When I first wrote about suicide - 30 years ago - I was a terribly depressed person, trying to understand the deaths in my own family. While suicide continued to be the means of release for some members of my family, and while I still deplored, feared, and preached against its use as a way out of depression, I have had some reconsideration of one of the aspects of suicide against which I railed for so long.
The terminally ill face a different kind of depression than do we, the relatively well. I say relatively, because anyone who reaches my age - 73 - cannot have escaped some of the illnesses or diseases that plague the human race. I've had two kinds of cancer, several operations, and assorted other illnesses. My general health, though, remains good.
But what about those for whom disease has a daily, painfully evident nearness? Those whose bodies are deteriorating, whose minds are going? Their awareness of a death that is approaching on a path as difficult as anything they endured at a younger - healthier - age, must cause something akin to the depression that I feel.
But is it the same? Is an old man's depression about his loss of limbs or breathing ability the same as my inaccurate inner thoughts about my ability as a father?
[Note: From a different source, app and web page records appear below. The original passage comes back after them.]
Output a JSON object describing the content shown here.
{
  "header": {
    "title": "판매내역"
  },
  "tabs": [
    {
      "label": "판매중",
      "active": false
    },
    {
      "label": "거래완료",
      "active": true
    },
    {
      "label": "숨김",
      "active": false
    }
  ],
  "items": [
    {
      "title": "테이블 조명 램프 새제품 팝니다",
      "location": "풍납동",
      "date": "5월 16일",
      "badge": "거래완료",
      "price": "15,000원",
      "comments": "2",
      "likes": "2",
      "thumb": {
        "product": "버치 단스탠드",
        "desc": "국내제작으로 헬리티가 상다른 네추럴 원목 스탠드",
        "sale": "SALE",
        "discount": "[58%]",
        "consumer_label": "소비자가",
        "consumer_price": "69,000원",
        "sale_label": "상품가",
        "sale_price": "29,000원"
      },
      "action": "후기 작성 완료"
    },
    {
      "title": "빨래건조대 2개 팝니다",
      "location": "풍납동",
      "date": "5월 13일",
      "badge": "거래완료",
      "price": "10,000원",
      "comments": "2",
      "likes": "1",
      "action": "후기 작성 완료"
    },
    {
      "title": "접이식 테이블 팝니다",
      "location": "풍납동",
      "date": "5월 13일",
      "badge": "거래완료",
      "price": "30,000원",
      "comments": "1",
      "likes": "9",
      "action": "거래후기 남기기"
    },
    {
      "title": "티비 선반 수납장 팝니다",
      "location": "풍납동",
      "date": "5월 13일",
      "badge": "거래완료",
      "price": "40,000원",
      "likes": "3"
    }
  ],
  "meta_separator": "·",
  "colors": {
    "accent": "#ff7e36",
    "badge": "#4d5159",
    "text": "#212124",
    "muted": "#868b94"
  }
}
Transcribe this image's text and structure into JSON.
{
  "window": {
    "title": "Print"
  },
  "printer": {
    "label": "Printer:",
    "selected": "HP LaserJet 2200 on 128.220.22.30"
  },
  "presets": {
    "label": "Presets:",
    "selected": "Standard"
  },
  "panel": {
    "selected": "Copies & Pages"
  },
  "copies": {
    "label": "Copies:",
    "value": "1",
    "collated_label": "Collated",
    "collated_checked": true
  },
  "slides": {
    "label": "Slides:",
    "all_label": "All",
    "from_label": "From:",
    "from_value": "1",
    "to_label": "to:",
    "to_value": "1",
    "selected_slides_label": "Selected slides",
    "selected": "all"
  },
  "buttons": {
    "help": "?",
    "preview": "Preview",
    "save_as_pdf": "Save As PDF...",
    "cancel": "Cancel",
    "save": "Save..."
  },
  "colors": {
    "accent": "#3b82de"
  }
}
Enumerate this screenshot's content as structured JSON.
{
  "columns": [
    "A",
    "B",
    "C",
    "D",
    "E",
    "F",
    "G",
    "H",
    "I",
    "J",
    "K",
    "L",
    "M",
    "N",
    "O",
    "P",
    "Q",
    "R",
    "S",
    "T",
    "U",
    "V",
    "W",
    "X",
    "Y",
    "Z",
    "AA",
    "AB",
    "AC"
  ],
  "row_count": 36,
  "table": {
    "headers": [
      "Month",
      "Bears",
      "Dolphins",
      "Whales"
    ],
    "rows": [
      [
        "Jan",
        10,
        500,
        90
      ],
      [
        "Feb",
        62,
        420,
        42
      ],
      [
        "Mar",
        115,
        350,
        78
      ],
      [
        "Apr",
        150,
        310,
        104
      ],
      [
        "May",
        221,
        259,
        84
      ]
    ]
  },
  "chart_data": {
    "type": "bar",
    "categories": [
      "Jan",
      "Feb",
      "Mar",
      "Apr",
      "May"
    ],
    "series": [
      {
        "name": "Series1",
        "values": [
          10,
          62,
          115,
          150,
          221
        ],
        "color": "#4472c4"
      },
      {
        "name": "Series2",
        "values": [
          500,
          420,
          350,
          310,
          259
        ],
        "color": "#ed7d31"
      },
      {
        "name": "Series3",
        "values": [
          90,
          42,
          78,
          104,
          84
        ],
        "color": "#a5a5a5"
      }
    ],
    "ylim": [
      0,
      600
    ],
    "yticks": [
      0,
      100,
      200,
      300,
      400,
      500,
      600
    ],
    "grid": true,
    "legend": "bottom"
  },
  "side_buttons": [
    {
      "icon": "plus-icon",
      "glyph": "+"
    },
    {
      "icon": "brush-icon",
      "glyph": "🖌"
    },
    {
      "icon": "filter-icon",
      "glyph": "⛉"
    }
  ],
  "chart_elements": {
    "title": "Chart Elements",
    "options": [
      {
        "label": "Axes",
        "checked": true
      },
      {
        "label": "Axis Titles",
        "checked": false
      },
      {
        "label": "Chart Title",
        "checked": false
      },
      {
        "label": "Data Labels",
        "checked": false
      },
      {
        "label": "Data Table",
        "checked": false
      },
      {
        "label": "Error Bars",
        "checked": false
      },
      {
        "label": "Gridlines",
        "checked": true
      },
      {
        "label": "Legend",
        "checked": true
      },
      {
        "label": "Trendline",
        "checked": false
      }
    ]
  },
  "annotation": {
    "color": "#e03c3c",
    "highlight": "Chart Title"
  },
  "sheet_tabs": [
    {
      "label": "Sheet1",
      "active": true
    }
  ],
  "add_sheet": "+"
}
Do the constant preoccupations with loss of memory and bodily function fit on the same continuum as the depressive thoughts that cause me to be irritable when a loud noise echoes in my quiet neighborhood? Should we, in other words, call both of them depression; and should the use of suicide as an "out" be looked at in the same way for the elderly who cannot find peace with their diseases as for the young who cannot find peace with their inner thoughts?
Quickly, I need to say that all depression can be treated. All pain can be treated. There is no magic bullet for either of them, but alleviation is possible in almost all cases. If we ignore this, then death (through suicide or murder) could become a "normal" way of dealing both with old age and with pain and disease. The gerontological psychiatrist knows this, the practitioner who treats the client in a nursing home differently than the depressed lawyer at a major firm. The physician who works in the field of palliative care knows that the patient may never be rid of the depression that haunts him or her, while the rest of us may get sufficient relief so that we can go on with our work, our love, our families, our lives.
So, what kind of reconsideration have I made? How have I changed my mind over the years? It is in this: I no longer blame the older person who, because of disease or illness, takes away his own life. I used to. I used to get angry at anyone who removed himself from the world because of depression, when I knew that relief was only a pill or two away. I didn't favor (and I don't now favor) "assisted suicide" because it seems too facile a way of disposing of the elderly ill.
But I now no longer condemn people who can no longer bear the world the way it is because their pain, psychic or physical, is too much for them to bear.
I will try to prevent their pain; I will mourn them; but I can understand them. At last.
Published On: October 26, 2008